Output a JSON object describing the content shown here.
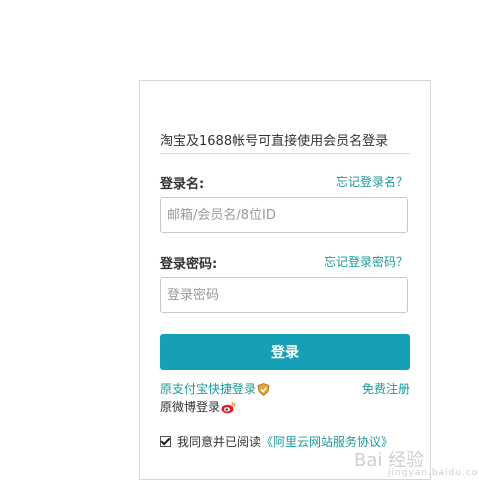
{
  "login": {
    "heading": "淘宝及1688帐号可直接使用会员名登录",
    "username_label": "登录名:",
    "forgot_username": "忘记登录名？",
    "username_placeholder": "邮箱/会员名/8位ID",
    "username_value": "",
    "password_label": "登录密码:",
    "forgot_password": "忘记登录密码？",
    "password_placeholder": "登录密码",
    "password_value": "",
    "submit_label": "登录",
    "alipay_login": "原支付宝快捷登录",
    "register": "免费注册",
    "weibo_login": "原微博登录",
    "agree_text": "我同意并已阅读",
    "agreement_link": "《阿里云网站服务协议》",
    "agreed": true
  },
  "watermark": {
    "brand": "Bai 经验",
    "url": "jingyan.baidu.com"
  },
  "colors": {
    "accent": "#15a0b8",
    "link": "#1a9a9a",
    "border": "#d6d6d6"
  },
  "icons": {
    "alipay": "alipay-shield-icon",
    "weibo": "weibo-icon",
    "checkbox": "checkbox-checked"
  }
}
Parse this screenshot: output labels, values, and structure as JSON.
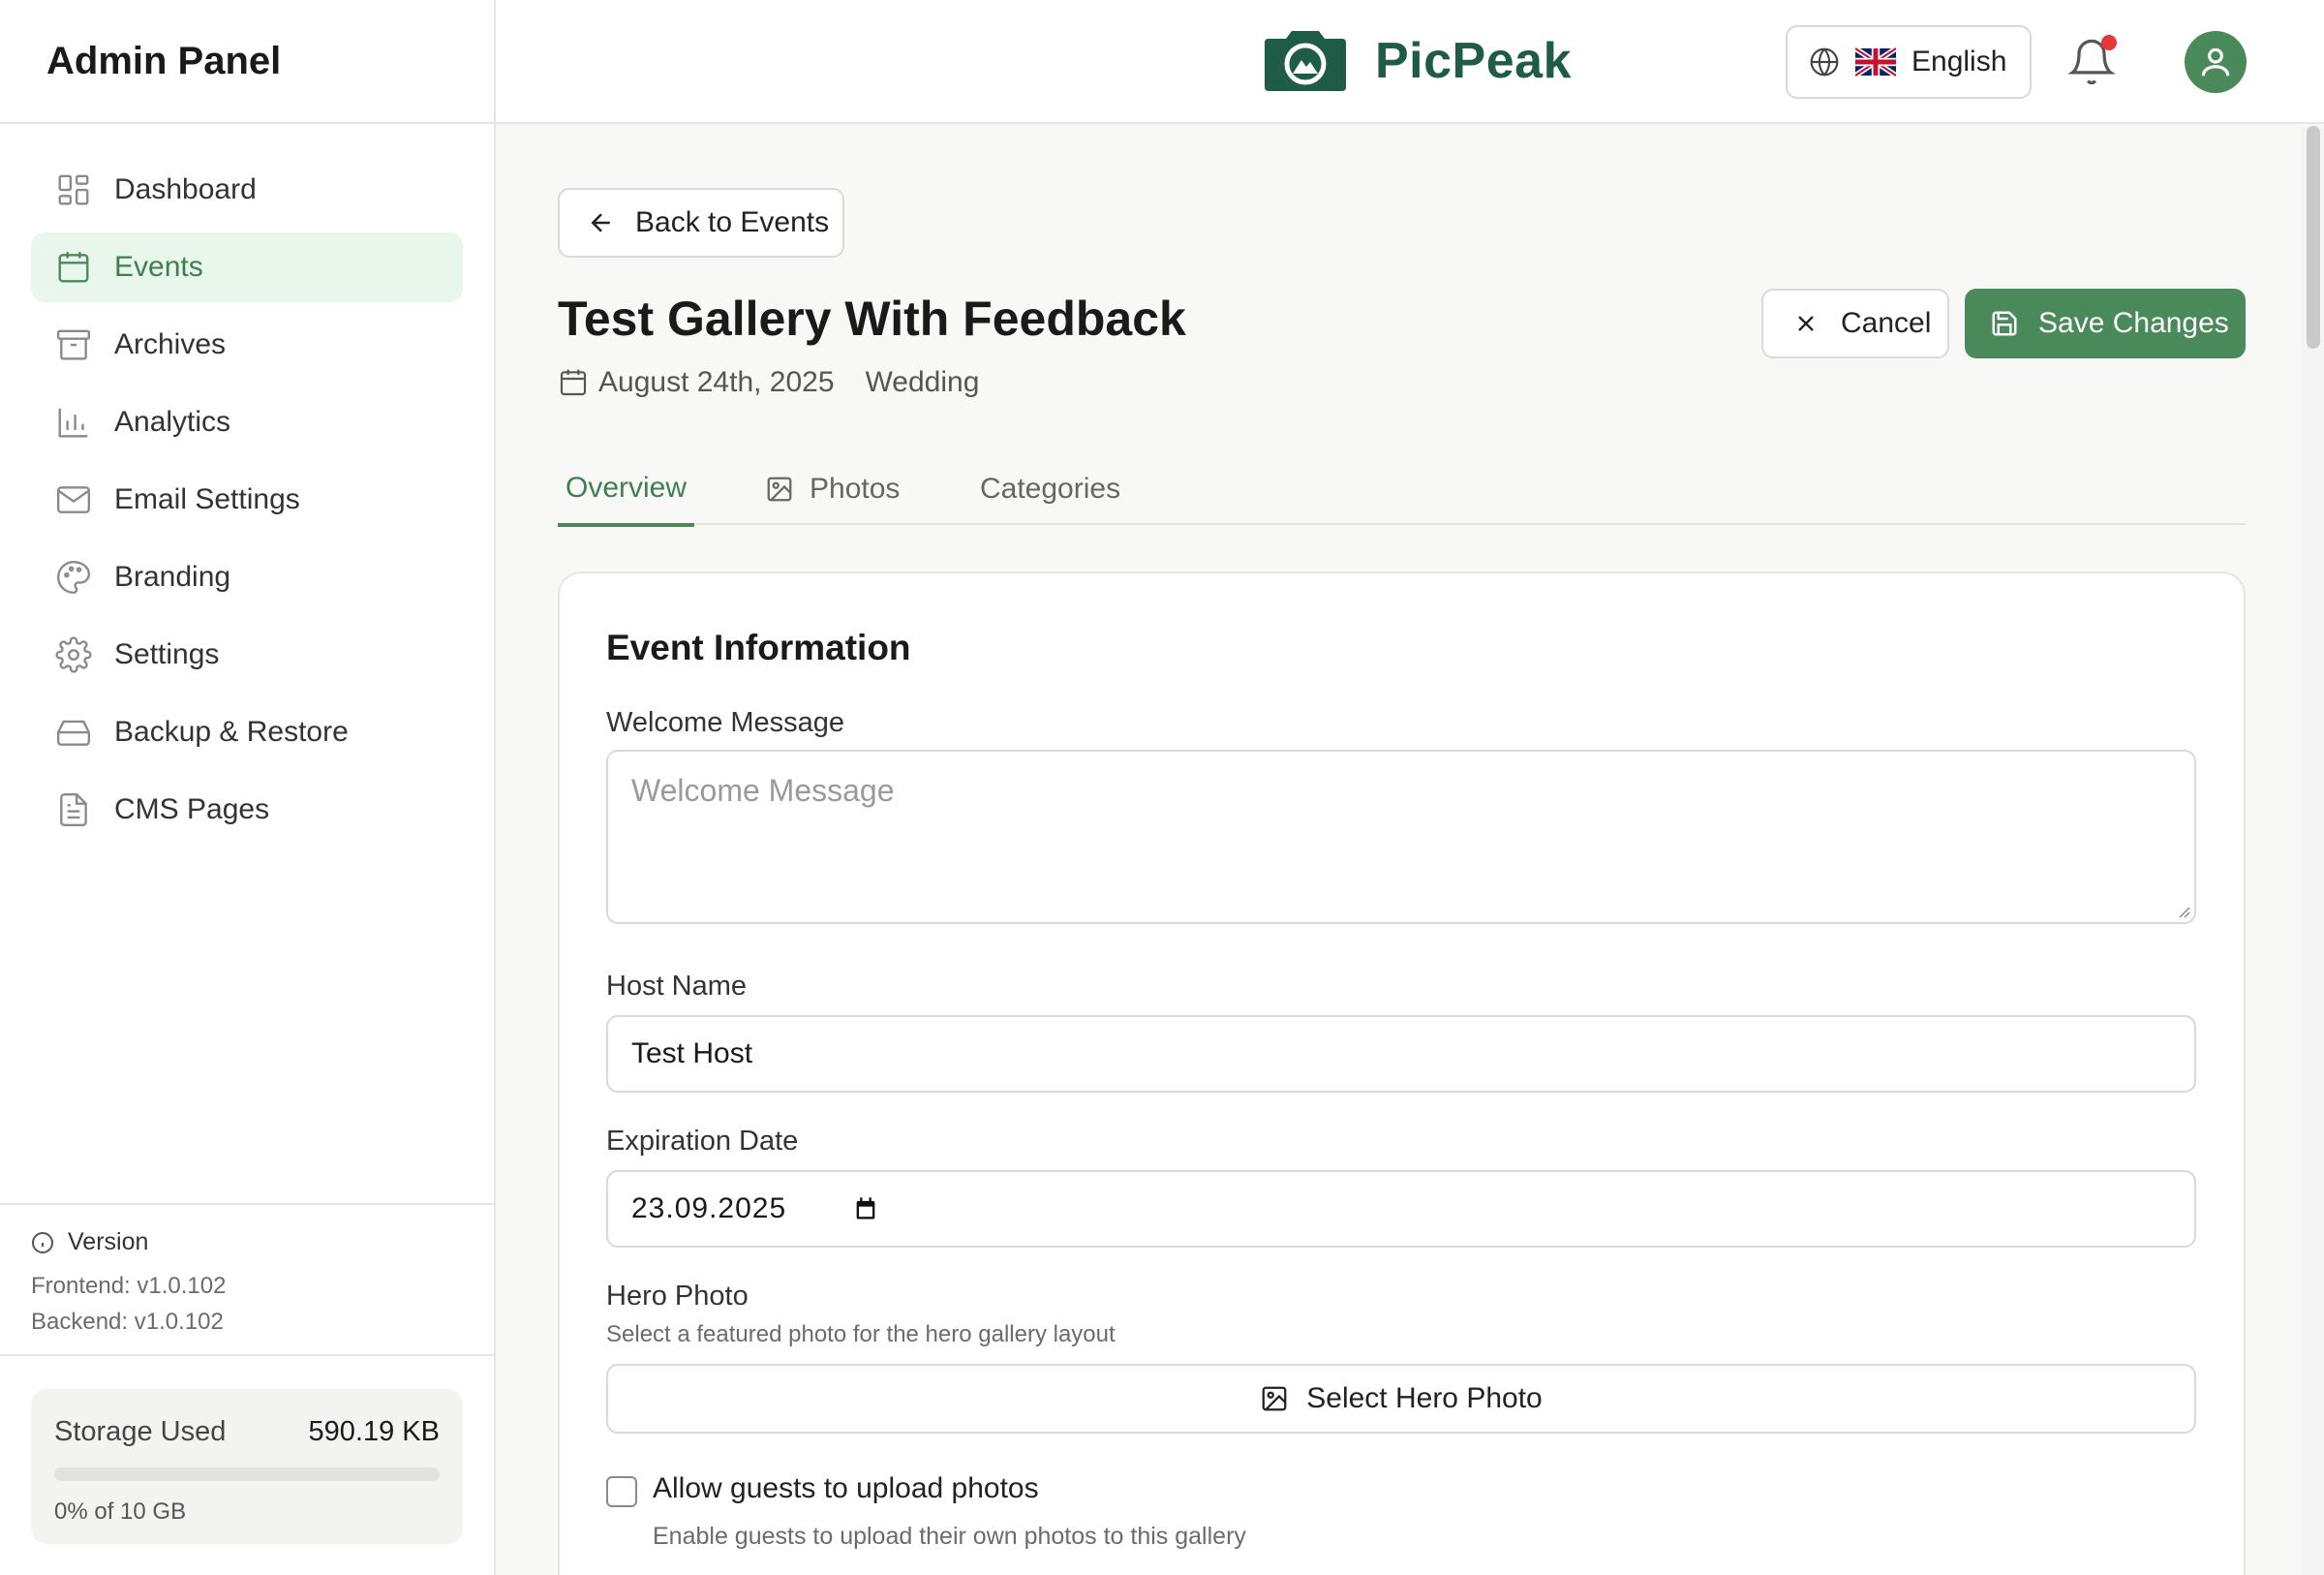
{
  "sidebar": {
    "title": "Admin Panel",
    "items": [
      {
        "label": "Dashboard",
        "icon": "dashboard-icon",
        "active": false
      },
      {
        "label": "Events",
        "icon": "calendar-icon",
        "active": true
      },
      {
        "label": "Archives",
        "icon": "archive-icon",
        "active": false
      },
      {
        "label": "Analytics",
        "icon": "bar-chart-icon",
        "active": false
      },
      {
        "label": "Email Settings",
        "icon": "mail-icon",
        "active": false
      },
      {
        "label": "Branding",
        "icon": "palette-icon",
        "active": false
      },
      {
        "label": "Settings",
        "icon": "gear-icon",
        "active": false
      },
      {
        "label": "Backup & Restore",
        "icon": "hard-drive-icon",
        "active": false
      },
      {
        "label": "CMS Pages",
        "icon": "file-text-icon",
        "active": false
      }
    ],
    "version": {
      "title": "Version",
      "frontend": "Frontend: v1.0.102",
      "backend": "Backend: v1.0.102"
    },
    "storage": {
      "label": "Storage Used",
      "value": "590.19 KB",
      "percent_text": "0% of 10 GB",
      "percent": 0
    }
  },
  "topbar": {
    "brand": "PicPeak",
    "language": "English",
    "notification_dot": true
  },
  "page": {
    "back_label": "Back to Events",
    "title": "Test Gallery With Feedback",
    "date": "August 24th, 2025",
    "event_type": "Wedding",
    "cancel_label": "Cancel",
    "save_label": "Save Changes",
    "tabs": [
      {
        "label": "Overview",
        "active": true
      },
      {
        "label": "Photos",
        "active": false
      },
      {
        "label": "Categories",
        "active": false
      }
    ]
  },
  "form": {
    "section_title": "Event Information",
    "welcome_label": "Welcome Message",
    "welcome_placeholder": "Welcome Message",
    "host_label": "Host Name",
    "host_value": "Test Host",
    "expiration_label": "Expiration Date",
    "expiration_value": "23.09.2025",
    "hero_label": "Hero Photo",
    "hero_hint": "Select a featured photo for the hero gallery layout",
    "hero_button": "Select Hero Photo",
    "upload_label": "Allow guests to upload photos",
    "upload_hint": "Enable guests to upload their own photos to this gallery",
    "upload_checked": false
  },
  "colors": {
    "accent": "#4a8a5a",
    "brand": "#1f5c48",
    "active_bg": "#e9f6ec",
    "notification": "#e53935"
  }
}
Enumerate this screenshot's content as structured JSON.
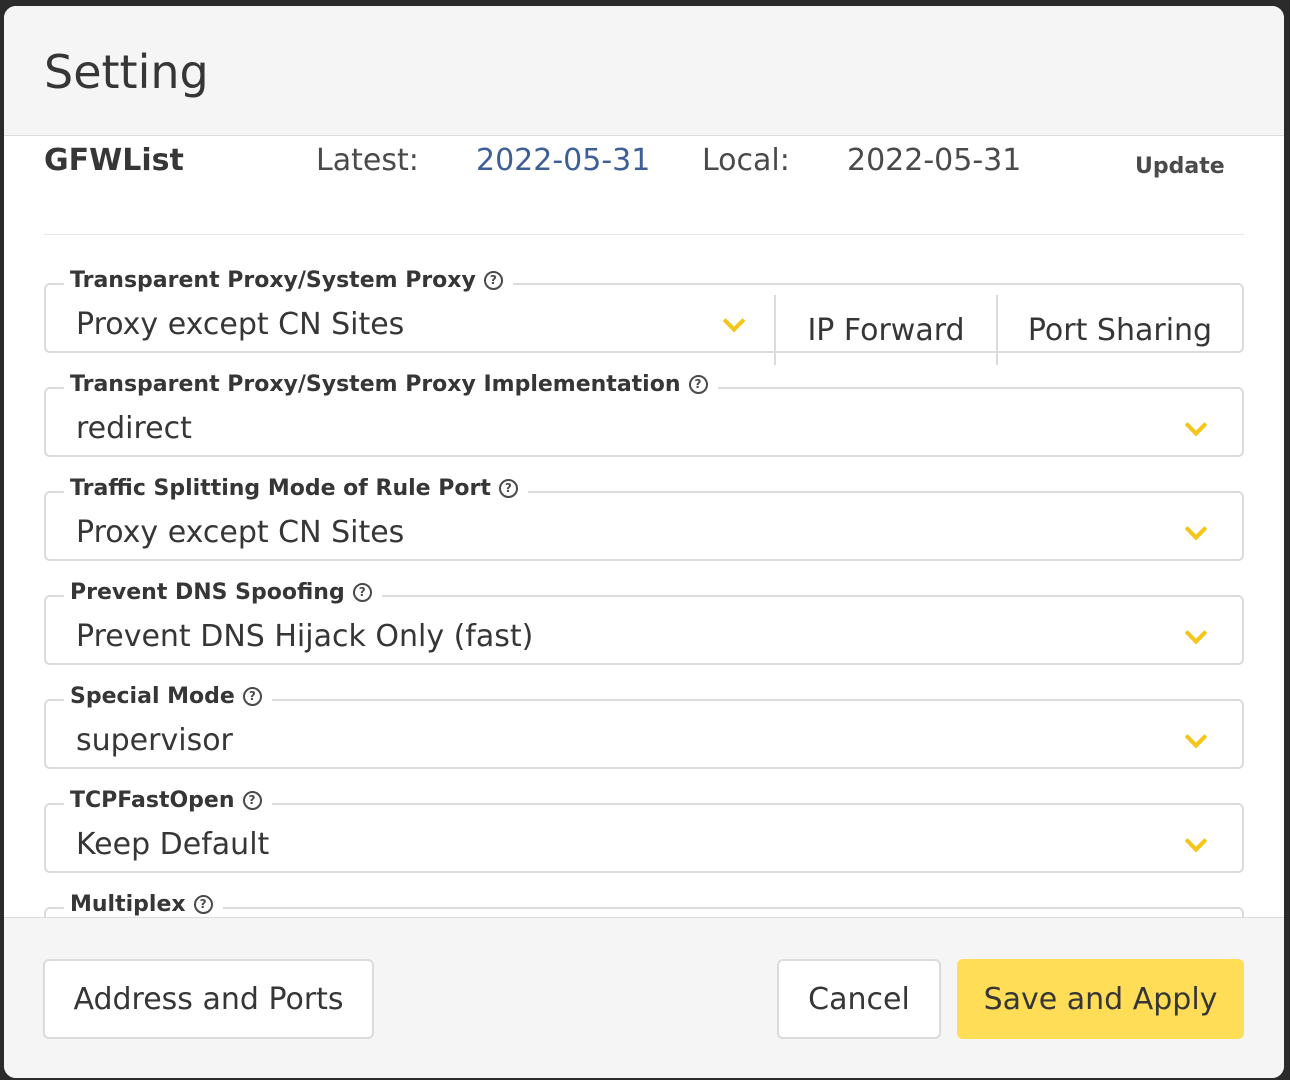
{
  "dialog": {
    "title": "Setting"
  },
  "gfwlist": {
    "name": "GFWList",
    "latest_label": "Latest:",
    "latest_value": "2022-05-31",
    "local_label": "Local:",
    "local_value": "2022-05-31",
    "update_label": "Update"
  },
  "fields": {
    "proxy_mode": {
      "label": "Transparent Proxy/System Proxy",
      "value": "Proxy except CN Sites",
      "ip_forward_label": "IP Forward",
      "port_sharing_label": "Port Sharing"
    },
    "implementation": {
      "label": "Transparent Proxy/System Proxy Implementation",
      "value": "redirect"
    },
    "rule_port_mode": {
      "label": "Traffic Splitting Mode of Rule Port",
      "value": "Proxy except CN Sites"
    },
    "dns_spoofing": {
      "label": "Prevent DNS Spoofing",
      "value": "Prevent DNS Hijack Only (fast)"
    },
    "special_mode": {
      "label": "Special Mode",
      "value": "supervisor"
    },
    "tcp_fast_open": {
      "label": "TCPFastOpen",
      "value": "Keep Default"
    },
    "multiplex": {
      "label": "Multiplex"
    }
  },
  "help_glyph": "?",
  "footer": {
    "address_ports_label": "Address and Ports",
    "cancel_label": "Cancel",
    "save_apply_label": "Save and Apply"
  },
  "colors": {
    "accent": "#ffdd57",
    "chevron": "#f5c518",
    "link": "#3e5f96"
  }
}
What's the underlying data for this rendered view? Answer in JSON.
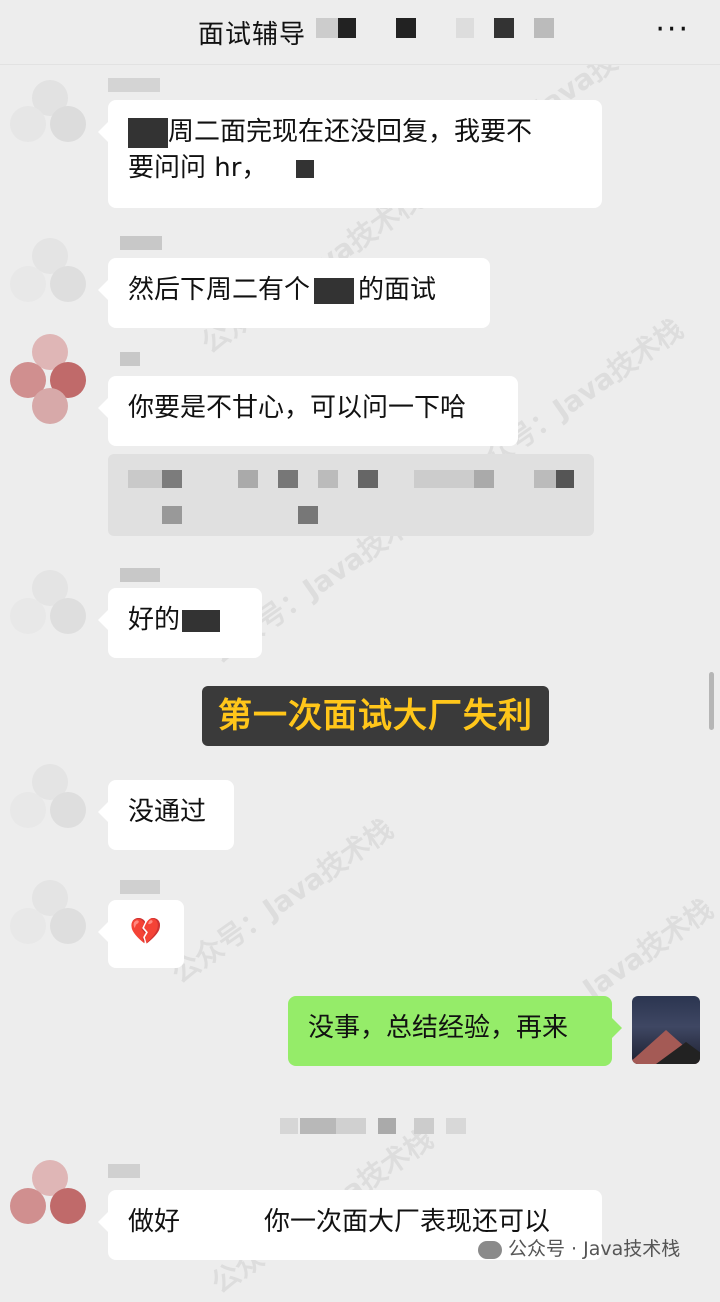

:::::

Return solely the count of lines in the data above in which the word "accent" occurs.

3